A global vaccines group said Thursday it was working to buy shots to protect up to 2 million women and girls in poor countries from cervical cancer.
After a meeting in Bangladesh this week, the Global Alliance for Vaccines and Immunisation said women and girls in nine developing countries might be immunized against the human papillomavirus, or HPV, which causes cervical cancer, by 2015.
The group, also known as the GAVI Alliance, could not immediately name the countries likely to get the vaccines. It said buying the injections depends on whether it can negotiate a reasonable price from manufacturers and whether countries can prove they can actually deliver the shots.
At the meeting, GAVI also said it would consider investing in hundreds of millions of shots against the rubella virus, or German measles, which can be dangerous for pregnant women and children.
The GAVI Alliance includes the World Health Organization, UNICEF, the vaccine industry and the Bill & Melinda Gates Foundation, among others.
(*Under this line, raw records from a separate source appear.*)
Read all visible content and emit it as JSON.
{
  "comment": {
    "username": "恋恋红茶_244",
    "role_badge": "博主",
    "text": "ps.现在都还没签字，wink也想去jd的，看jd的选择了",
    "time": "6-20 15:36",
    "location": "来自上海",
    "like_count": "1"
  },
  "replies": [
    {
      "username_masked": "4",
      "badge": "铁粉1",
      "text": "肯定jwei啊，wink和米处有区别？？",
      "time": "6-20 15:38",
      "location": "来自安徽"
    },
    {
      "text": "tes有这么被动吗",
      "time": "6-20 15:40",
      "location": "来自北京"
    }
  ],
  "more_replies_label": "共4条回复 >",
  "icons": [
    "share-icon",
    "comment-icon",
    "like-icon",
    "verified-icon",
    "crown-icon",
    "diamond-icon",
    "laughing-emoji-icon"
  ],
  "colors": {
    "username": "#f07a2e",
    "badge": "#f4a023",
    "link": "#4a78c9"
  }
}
Nina Schwalbe, the alliance's managing director of policy and performance, said the HPV vaccine is critical to women and girls in developing countries because they often don't get cervical cancer screening or treatment.
"The vaccine is their only hope," she said.
The HPV vaccine normally sells for more than $300 in rich countries and includes three shots given over six months. Schwalbe said Merck, which makes an HPV vaccine, had offered to sell it to GAVI for $15 for the entire treatment. GAVI is also in talks with GlaxoSmithKline, which makes another licensed HPV vaccine.
Daniel Berman, a vaccines expert at Doctors Without Borders, said GAVI's planned investment in the HPV vaccine was good news. But he worried GAVI might not do enough to ensure young women actually get immunized.
"In the past, there's been this imbalance at GAVI where they put too much (money) into vaccines and not enough into getting vaccines to kids," he said. "They're falling down on the delivery side."
A study published several years ago found dozens of poor countries inflated the figures for how many children got vaccinated against deadly diseases, allowing them to claim more money from international groups, including GAVI.
Dagfinn Hoybraten, chair of GAVI's board, said they would invest more into health systems if countries requested it. He said administering the HPV vaccine demanded special programs and that trials in Rwanda and Vietnam demonstrated it could work in poor countries. In the Rwanda trial, where the shots were given to girls aged 10-12 in schools, the compliance rate was more than 90 percent.
In comparison, the HPV vaccine has been a hard sell in the U.S., with only a third of adolescent girls getting all three doses of the shot by last year.
Hoybraten said the HPV vaccine would only be provided when countries ask for it. HPV causes about 275,000 cervical cancer deaths every year, of which 88 percent occur in poor countries.